The bill also addresses the issues of pricing and service for shippers. Many shippers are captive, meaning they have limited access to competing options for transport of their goods. Too often, they can be held hostage to a single provider’s service level and pricing.

The bill proposes a new measure called long-haul interswitching, or LHI. This requires any available railway to transport a shipper’s goods where there is access to a competing railway. The further the long haul, the greater the benefit to captive shippers. This is an interesting development.

Previously, the reach was 160 kilometres, under the temporary extended interswitching provisions of the Fair Rail for Grain Farmers Act. It will now be extended to the greater of 1,200 kilometres or 50 per cent of the total movement in Canada. This will accommodate all captive grain elevators and will apply broadly across the country.

The LHI rates will also be established by the Canadian Transportation Agency. This will actually give people choices and options.

The current wording of Bill C-49 gives a shipper access to the nearest competing rail line. However, this is of little value if this interswitch traffic is in the opposite direction of the shipment’s destination or does not have the capacity to hold the full size of the shipment, or if the competing rail line does not reach the actual shipment’s destination.

The Western Grain Elevator Association testified in the other place that they want extended interswitching made a permanent remedy.

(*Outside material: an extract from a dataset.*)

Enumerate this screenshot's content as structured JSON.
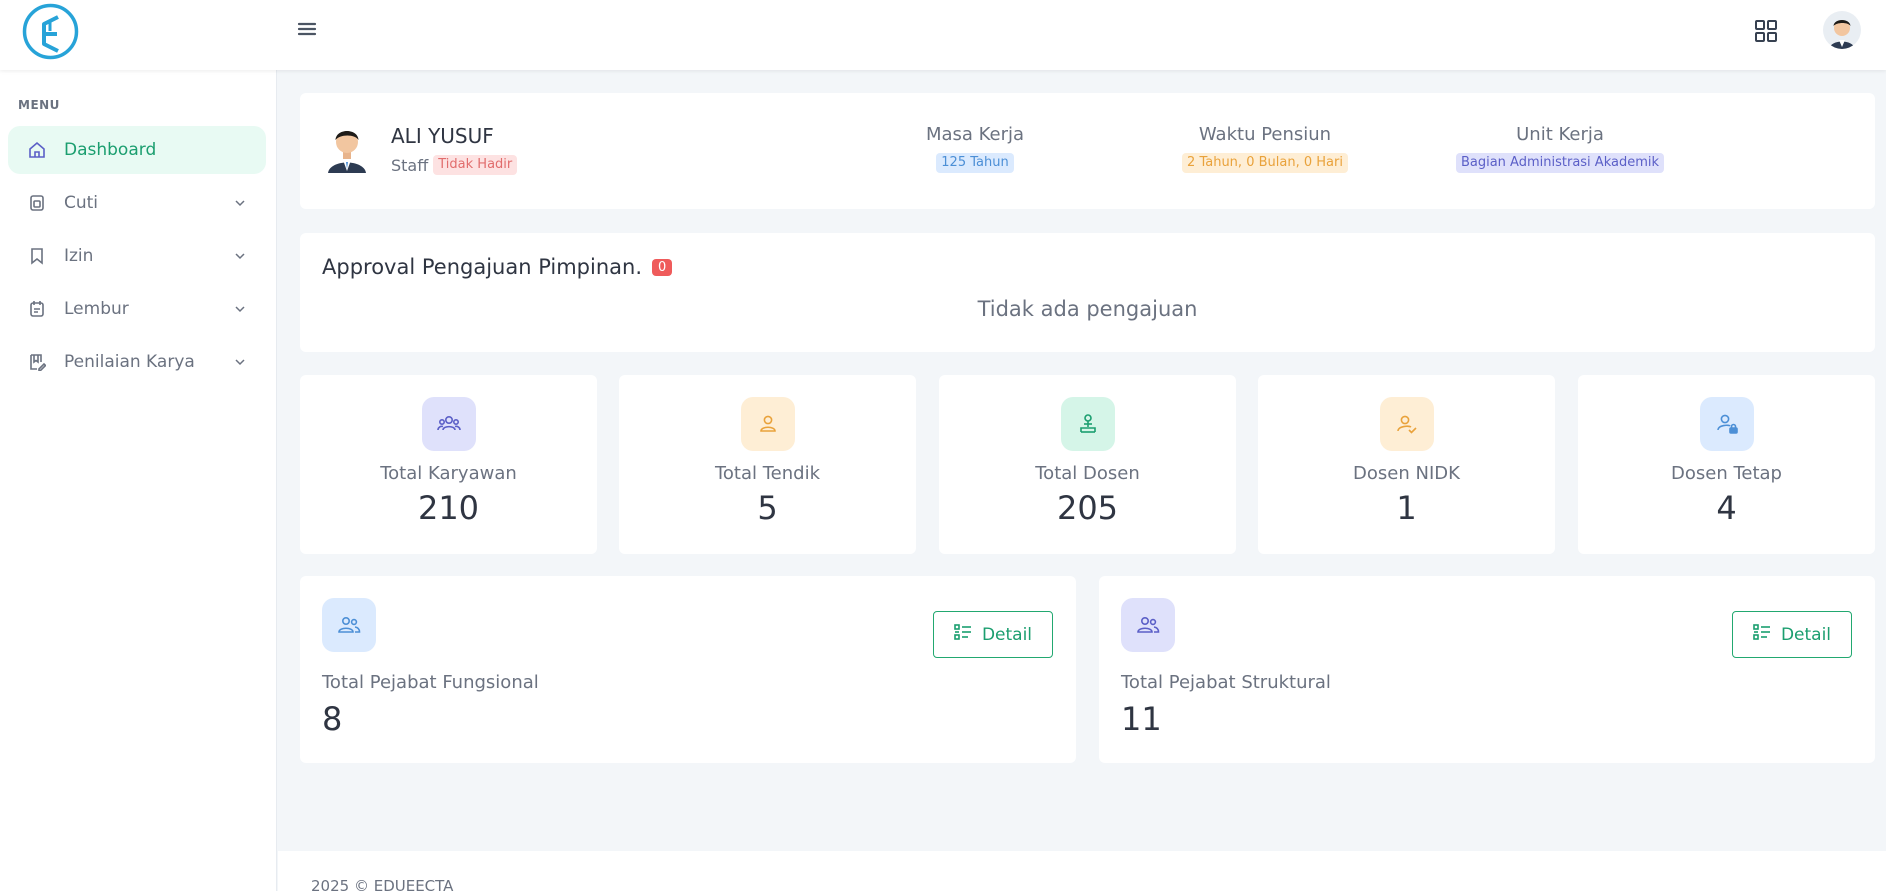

So again, our committee should look at this, too, to ensure the bill keeps prices and services competitive for the benefit of shippers and for farmers.

Adequate and suitable service will be defined for the first time in over 100 years in this bill. It will help to ensure that railways provide the highest level of service that can be reasonably offered, and it will give shippers some guarantees.

Again, because you can’t fix what you can’t measure, railways will be obliged to provide weekly information on their service and performance.

Additionally, reciprocal financial penalties will now be instituted. Currently, railways can apply for penalties against a shipper if they believe the shipper has not complied with the terms of their shipping agreement or tariff. But this is not the case for shippers. This bill makes it possible for shippers to apply for penalties against railways, and there will be a better dispute resolution mechanism in these cases.

As David Emerson, the former chair of the Canadian Transportation Act Review Panel said:

Bill C-49 includes some significant steps to improving the information base to enable better decisions, improve dispute resolution, and generally enhance the regulatory framework.

He made other suggestions that I would like our committee to look at as well. He says that the CTA ought to have the mandate to foresee and address issues before they become systemic issues. The agency needs the power to self-initiate investigations and, where practical, to initiate mitigating or preventive measures. I’m not sure of the practicality of that, but it seems a reasonable thing to study.

I will conclude my remarks with the hope that this bill makes its way to committee as quickly as possible so that we might see much-needed changes to ensure more air-passenger rights, to ensure improved safety in the rail transport sector, and to keep our grain and pulses moving so that our farmers can continue to feed the world.

Thank you, and I ask that this debate remain adjourned in Senator Mercer’s name.